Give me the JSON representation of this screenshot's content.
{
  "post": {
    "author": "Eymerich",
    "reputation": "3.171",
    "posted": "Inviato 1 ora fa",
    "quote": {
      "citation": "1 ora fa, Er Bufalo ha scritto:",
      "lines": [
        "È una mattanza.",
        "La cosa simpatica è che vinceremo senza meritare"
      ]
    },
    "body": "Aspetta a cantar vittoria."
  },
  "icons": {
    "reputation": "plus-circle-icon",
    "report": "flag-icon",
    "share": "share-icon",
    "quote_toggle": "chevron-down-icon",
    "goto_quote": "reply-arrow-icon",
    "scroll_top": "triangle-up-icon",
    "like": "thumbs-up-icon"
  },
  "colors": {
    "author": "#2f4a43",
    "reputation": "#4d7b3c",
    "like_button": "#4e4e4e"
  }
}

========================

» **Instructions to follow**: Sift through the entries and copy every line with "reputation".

» **Output of the exercise**:
    "reputation": "3.171",
    "reputation": "plus-circle-icon",
    "reputation": "#4d7b3c",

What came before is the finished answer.